# [Work to complete]
Determine how many lines in the records hold the word "JSON". Return the number alone.

Start of Block

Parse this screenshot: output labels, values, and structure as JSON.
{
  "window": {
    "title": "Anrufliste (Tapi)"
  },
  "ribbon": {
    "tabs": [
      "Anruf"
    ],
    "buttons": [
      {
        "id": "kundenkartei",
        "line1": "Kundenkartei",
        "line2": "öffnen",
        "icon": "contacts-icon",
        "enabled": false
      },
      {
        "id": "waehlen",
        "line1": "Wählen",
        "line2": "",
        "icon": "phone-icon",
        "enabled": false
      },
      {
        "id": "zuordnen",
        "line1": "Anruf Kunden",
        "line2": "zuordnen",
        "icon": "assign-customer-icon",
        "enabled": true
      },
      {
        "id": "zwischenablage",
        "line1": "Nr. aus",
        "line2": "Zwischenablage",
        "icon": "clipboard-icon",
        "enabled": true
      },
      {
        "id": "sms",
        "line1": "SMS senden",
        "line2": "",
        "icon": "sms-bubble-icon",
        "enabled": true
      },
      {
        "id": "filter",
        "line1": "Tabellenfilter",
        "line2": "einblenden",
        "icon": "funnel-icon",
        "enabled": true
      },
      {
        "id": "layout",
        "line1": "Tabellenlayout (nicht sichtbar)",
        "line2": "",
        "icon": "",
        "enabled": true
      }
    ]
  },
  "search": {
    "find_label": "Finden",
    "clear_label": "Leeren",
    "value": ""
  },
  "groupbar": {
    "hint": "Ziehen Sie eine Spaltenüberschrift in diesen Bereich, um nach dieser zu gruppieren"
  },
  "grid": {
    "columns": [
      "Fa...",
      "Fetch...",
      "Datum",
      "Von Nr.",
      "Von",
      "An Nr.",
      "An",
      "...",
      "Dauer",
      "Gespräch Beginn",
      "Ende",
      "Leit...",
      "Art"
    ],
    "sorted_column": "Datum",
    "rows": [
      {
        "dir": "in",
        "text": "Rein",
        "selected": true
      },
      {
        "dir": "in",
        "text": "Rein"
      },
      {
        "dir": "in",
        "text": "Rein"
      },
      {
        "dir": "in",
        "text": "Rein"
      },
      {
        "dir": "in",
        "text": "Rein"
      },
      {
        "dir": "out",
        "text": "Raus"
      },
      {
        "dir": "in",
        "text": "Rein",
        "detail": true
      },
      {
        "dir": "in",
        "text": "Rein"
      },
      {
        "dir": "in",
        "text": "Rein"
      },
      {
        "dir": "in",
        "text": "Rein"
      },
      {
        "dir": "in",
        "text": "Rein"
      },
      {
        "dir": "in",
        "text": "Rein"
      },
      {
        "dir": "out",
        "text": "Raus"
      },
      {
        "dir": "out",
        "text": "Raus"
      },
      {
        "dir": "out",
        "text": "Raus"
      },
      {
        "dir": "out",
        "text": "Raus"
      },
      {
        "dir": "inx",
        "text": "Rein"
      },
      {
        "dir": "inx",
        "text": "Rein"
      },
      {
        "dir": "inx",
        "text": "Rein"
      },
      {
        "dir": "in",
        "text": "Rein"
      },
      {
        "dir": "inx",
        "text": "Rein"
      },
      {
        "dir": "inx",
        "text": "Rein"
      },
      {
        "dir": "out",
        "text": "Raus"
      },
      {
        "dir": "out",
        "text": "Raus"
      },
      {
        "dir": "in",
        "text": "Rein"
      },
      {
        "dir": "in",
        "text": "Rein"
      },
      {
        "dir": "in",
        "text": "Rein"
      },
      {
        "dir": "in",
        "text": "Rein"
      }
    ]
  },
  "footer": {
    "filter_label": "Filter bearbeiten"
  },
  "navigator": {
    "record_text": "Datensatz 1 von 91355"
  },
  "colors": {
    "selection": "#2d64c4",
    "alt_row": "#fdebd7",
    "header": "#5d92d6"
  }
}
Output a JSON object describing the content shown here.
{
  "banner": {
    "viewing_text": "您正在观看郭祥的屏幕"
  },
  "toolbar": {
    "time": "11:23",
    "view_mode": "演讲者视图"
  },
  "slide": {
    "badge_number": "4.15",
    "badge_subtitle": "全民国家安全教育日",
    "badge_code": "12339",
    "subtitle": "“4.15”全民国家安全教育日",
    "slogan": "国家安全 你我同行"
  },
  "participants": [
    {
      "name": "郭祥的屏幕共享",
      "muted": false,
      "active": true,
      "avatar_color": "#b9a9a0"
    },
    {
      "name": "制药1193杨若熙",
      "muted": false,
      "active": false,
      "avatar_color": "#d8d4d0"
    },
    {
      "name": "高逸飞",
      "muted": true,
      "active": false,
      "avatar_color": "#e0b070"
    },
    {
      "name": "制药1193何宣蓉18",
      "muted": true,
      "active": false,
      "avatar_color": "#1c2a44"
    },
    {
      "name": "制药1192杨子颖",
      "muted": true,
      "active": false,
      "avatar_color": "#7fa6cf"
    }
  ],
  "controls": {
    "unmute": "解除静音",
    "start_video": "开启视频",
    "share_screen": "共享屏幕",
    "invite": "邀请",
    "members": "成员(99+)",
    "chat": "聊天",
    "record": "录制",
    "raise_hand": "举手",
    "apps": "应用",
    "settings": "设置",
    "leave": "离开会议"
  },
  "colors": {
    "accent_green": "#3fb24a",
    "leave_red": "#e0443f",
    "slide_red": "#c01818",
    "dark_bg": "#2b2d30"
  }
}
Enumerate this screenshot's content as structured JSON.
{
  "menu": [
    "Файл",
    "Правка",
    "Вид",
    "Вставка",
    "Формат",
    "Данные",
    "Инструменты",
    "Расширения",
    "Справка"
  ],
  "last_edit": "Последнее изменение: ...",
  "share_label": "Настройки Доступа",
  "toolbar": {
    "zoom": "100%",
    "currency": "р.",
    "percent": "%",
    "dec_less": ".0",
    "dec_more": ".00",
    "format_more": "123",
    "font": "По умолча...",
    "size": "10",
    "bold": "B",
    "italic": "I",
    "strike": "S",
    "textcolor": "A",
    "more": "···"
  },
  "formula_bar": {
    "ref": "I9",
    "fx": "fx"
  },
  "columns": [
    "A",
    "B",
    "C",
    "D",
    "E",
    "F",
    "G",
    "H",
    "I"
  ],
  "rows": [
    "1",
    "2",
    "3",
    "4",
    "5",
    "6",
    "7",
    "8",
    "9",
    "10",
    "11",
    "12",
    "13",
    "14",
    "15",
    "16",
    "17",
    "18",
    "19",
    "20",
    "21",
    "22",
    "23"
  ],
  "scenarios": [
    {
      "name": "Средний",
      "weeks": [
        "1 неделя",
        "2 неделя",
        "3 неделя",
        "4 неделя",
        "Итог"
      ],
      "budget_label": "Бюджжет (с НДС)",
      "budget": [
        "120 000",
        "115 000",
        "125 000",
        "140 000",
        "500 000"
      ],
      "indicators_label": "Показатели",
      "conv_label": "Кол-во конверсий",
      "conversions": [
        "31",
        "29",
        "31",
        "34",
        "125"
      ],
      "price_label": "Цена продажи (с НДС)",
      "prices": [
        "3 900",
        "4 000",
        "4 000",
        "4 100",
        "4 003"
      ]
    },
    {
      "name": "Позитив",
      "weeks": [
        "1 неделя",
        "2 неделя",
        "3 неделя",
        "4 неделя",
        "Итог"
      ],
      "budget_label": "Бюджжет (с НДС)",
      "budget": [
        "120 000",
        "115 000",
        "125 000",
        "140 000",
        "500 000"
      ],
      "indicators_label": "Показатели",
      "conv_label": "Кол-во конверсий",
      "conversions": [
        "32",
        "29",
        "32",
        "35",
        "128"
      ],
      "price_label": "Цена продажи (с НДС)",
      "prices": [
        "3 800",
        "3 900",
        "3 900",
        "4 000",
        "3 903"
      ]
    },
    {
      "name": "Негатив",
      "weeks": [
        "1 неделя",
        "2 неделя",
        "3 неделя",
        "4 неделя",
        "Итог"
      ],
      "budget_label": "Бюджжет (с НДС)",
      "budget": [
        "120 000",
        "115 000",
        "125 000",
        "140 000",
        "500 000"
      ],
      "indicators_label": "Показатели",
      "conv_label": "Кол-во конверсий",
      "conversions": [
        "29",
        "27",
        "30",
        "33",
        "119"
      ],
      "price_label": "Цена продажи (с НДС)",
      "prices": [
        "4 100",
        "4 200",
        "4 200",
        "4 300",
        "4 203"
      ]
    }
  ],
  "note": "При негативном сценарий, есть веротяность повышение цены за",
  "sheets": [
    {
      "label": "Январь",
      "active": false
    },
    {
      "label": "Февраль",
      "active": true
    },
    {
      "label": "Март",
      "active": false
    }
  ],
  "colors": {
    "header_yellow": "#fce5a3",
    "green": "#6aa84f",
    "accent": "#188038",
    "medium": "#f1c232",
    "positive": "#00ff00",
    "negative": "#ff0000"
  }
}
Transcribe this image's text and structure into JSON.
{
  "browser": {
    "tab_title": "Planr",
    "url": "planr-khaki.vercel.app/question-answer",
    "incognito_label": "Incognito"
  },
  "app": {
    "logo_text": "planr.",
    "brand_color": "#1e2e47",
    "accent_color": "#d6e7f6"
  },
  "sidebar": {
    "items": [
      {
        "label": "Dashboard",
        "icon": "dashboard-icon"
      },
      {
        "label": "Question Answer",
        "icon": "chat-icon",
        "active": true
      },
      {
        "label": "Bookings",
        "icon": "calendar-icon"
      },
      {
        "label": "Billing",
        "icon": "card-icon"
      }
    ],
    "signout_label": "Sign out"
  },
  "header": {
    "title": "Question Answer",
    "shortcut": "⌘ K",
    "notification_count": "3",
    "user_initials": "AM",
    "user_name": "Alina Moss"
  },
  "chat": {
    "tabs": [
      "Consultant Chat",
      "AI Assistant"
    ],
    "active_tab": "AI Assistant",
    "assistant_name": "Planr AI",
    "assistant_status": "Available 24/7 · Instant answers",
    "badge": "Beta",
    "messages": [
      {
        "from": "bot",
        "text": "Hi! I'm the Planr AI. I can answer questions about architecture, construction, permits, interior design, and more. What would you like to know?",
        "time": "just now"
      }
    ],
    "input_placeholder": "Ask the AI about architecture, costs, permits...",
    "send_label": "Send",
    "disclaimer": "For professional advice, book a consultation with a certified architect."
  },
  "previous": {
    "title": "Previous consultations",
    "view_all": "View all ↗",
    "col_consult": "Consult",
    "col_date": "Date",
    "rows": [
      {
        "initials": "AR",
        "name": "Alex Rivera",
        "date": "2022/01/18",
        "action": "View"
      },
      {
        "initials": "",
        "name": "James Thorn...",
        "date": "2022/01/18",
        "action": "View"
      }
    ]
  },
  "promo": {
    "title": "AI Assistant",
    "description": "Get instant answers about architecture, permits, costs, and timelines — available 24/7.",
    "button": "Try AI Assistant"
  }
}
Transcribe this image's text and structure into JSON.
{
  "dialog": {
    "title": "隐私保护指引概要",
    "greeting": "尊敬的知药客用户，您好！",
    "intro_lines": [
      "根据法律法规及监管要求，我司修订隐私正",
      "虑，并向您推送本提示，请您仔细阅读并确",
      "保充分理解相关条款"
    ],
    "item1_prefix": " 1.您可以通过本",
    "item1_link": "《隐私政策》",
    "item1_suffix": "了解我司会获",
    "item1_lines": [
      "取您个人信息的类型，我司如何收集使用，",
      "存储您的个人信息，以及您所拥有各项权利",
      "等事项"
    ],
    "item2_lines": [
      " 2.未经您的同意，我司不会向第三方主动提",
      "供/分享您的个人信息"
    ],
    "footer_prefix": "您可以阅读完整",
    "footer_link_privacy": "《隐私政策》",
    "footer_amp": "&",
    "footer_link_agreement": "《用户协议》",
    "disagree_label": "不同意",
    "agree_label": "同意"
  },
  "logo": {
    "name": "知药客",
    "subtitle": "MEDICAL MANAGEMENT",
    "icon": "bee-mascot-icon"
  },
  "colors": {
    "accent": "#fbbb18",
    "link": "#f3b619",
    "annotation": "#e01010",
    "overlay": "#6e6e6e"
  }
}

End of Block

# [Solution]
5